The law amends the Colorado Anti-Discrimination Act by now defining race as “include[ing] hair texture, hair type, or a protective hairstyle that is commonly or historically associated with race” and further defines “protective hairstyle” as “such hairstyles as braids, locs, twists, tight coils or curls, cornrows, Bantu knots, Afros, and headwraps.” C.R.S. § 24-34-301. The new definition applies to CADA sections which include those that address employment practices, housing practices, public accommodations, and treatment of persons with disabilities.

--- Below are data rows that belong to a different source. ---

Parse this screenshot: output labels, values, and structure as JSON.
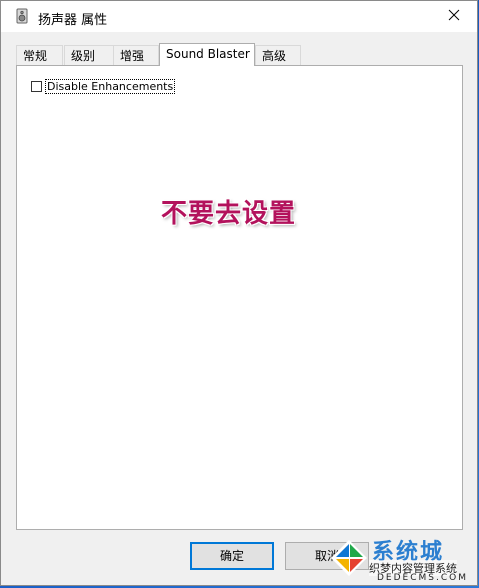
{
  "window": {
    "title": "扬声器 属性",
    "icon": "speaker-icon"
  },
  "tabs": [
    {
      "label": "常规",
      "active": false
    },
    {
      "label": "级别",
      "active": false
    },
    {
      "label": "增强",
      "active": false
    },
    {
      "label": "Sound Blaster",
      "active": true
    },
    {
      "label": "高级",
      "active": false
    }
  ],
  "panel": {
    "checkbox_label": "Disable Enhancements",
    "checkbox_checked": false,
    "annotation": "不要去设置"
  },
  "buttons": {
    "ok": "确定",
    "cancel": "取消"
  },
  "watermark": {
    "text1": "系统城",
    "text2": "织梦内容管理系统",
    "text3": "DEDECMS.COM"
  },
  "colors": {
    "annotation": "#b3125c",
    "accent": "#0078d7"
  }
}
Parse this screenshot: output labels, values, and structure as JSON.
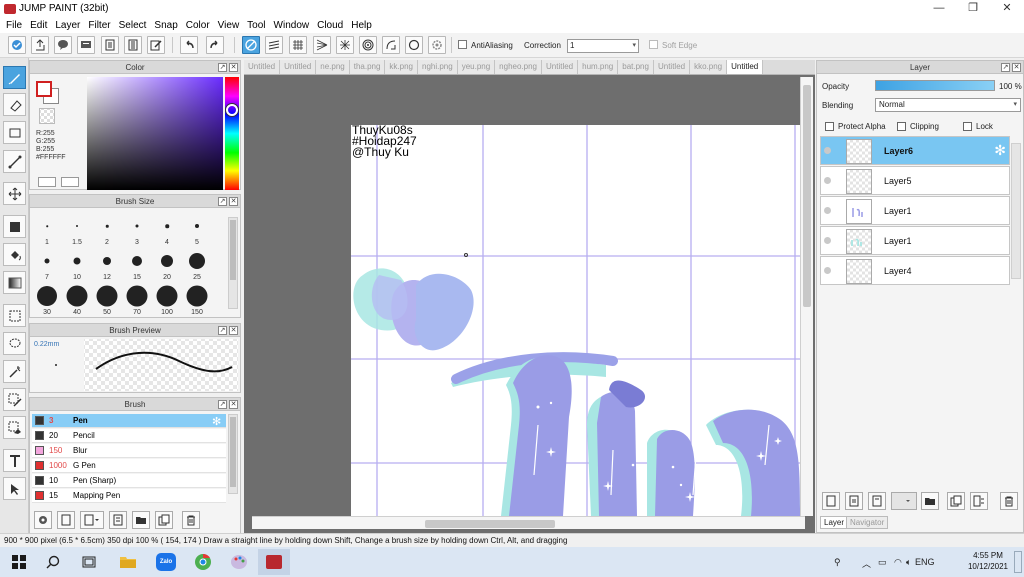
{
  "window": {
    "title": "JUMP PAINT (32bit)",
    "minimize": "—",
    "maximize": "❐",
    "close": "✕"
  },
  "menu": [
    "File",
    "Edit",
    "Layer",
    "Filter",
    "Select",
    "Snap",
    "Color",
    "View",
    "Tool",
    "Window",
    "Cloud",
    "Help"
  ],
  "toolbar": {
    "antialiasing_label": "AntiAliasing",
    "correction_label": "Correction",
    "correction_value": "1",
    "soft_edge_label": "Soft Edge"
  },
  "color_panel": {
    "title": "Color",
    "rgb": [
      "R:255",
      "G:255",
      "B:255"
    ],
    "hex": "#FFFFFF",
    "foreground": "#ffffff"
  },
  "brush_size_panel": {
    "title": "Brush Size",
    "sizes": [
      "1",
      "1.5",
      "2",
      "3",
      "4",
      "5",
      "7",
      "10",
      "12",
      "15",
      "20",
      "25",
      "30",
      "40",
      "50",
      "70",
      "100",
      "150"
    ]
  },
  "brush_preview_panel": {
    "title": "Brush Preview",
    "size": "0.22mm"
  },
  "brush_panel": {
    "title": "Brush",
    "brushes": [
      {
        "size": "3",
        "name": "Pen",
        "color": "#333333",
        "size_color": "#e24a4a"
      },
      {
        "size": "20",
        "name": "Pencil",
        "color": "#333333",
        "size_color": "#000000"
      },
      {
        "size": "150",
        "name": "Blur",
        "color": "#f3a6dd",
        "size_color": "#e24a4a"
      },
      {
        "size": "1000",
        "name": "G Pen",
        "color": "#e03030",
        "size_color": "#e24a4a"
      },
      {
        "size": "10",
        "name": "Pen (Sharp)",
        "color": "#333333",
        "size_color": "#000000"
      },
      {
        "size": "15",
        "name": "Mapping Pen",
        "color": "#e03030",
        "size_color": "#000000"
      }
    ]
  },
  "doc_tabs": [
    "Untitled",
    "Untitled",
    "ne.png",
    "tha.png",
    "kk.png",
    "nghi.png",
    "yeu.png",
    "ngheo.png",
    "Untitled",
    "hum.png",
    "bat.png",
    "Untitled",
    "kko.png",
    "Untitled"
  ],
  "canvas": {
    "watermark": [
      "ThuyKu08s",
      "#Hoidap247",
      "@Thuy Ku"
    ]
  },
  "layer_panel": {
    "title": "Layer",
    "opacity_label": "Opacity",
    "opacity_value": "100 %",
    "blending_label": "Blending",
    "blending_value": "Normal",
    "protect_alpha": "Protect Alpha",
    "clipping": "Clipping",
    "lock": "Lock",
    "layers": [
      "Layer6",
      "Layer5",
      "Layer1",
      "Layer1",
      "Layer4"
    ],
    "tabs": [
      "Layer",
      "Navigator"
    ]
  },
  "status": "900 * 900 pixel   (6.5 * 6.5cm)   350 dpi   100 %   ( 154, 174 )   Draw a straight line by holding down Shift, Change a brush size by holding down Ctrl, Alt, and dragging",
  "taskbar": {
    "time": "4:55 PM",
    "date": "10/12/2021",
    "lang": "ENG",
    "zalo": "Zalo"
  }
}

For employers, this means that it is now explicitly illegal to discriminate on the basis of hairstyle. Interestingly, the new definition of race simply states that race includes “hairstyle that is commonly or historically associated with race”—but it does not say that the race of an employee needs to match the hairstyle historically associated with a race in order for the hairstyle to be protected. Conceivably, then, a White employee would be protected in wearing cornrows or “locs” (note that the term “dreadlocks” is viewed by many as offensive and should be avoided). Another interesting hypothetical that springs to mind is the “Mohawk” hairstyle, which has historical associations with various Native American tribes, Ukrainian Cossacks, and even ancient Irish (A quick internet search reveals that a 2000-year-old male bog body discovered in Ireland in 2003 was found to be wearing a “mohawk” hairstyle). Must employees now be permitted to wear a Mohawk hairstyle if they so desire? It will be interesting to see the twists and turns the law may take as the courts work to detangle these hairy issues.
Bottom line: proceed with caution when making any rules respecting the hairstyle of your employees, and update handbooks and other policies to comport with the new law.
2. Also of interest to Colorado Employers is Proposition 118, which will be decided by voters this November. This initiative is known as the “Paid Family and Medical Leave Insurance Program.” If passed, the law would create a paid family and medical leave program for employees in Colorado. The legislation provides that employers would be required to pay insurance premiums into a fund in order to provide the paid leave benefits to employees in Colorado.
It may be a relief to some employers to learn that the law, if passed, would not take effect for some time—not until January 1, 2024. The basic gist of the law is that it would give individuals up to 12 weeks of paid family and medical leave, plus an additional four weeks for individuals who suffer pregnancy or childbirth complications. The proposed law contains job protection and an anti-retaliation provision as well. If this law passes, this will be a major social change and a substantial new cost of doing business in the state.
3. Finally, it is worth noting that on September 22, 2020, the U.S. Department of Labor recently released a new proposed rule that would affect the classification of a worker as an employee vs. an independent contractor for purposes of the Fair Labor Standards Act (FLSA). The proposed rule would not affect Colorado’s own state-law based test for classification of an employee under the Colorado Wage Act. Under the DOL’s new proposal, the rulemaking would adopt an “economic reality test” by looking at whether the worker is actually in business for themselves or dependent on an employer. It would also identify two “core factors” and three other “additional guideposts” for the analysis. The core factors would relate to the “nature and degree of the worker’s control over the work” and the worker’s “opportunity for profit or loss.” U.S. Department of Labor, Proposed Rule: Independent Contractor Status under the FLSA, 29 CFR Parts, 780, 788, and 795, https://www.dol.gov/agencies/whd/flsa/2020-independent-contractor-nprm (last visited Oct. 2, 2020).
As always, if you have questions about preparing for the (potential) passage of paid leave, proactively creating a paid leave policy, avoiding discrimination, or classifying workers, consult an experienced employment attorney at Fortis Law Partners.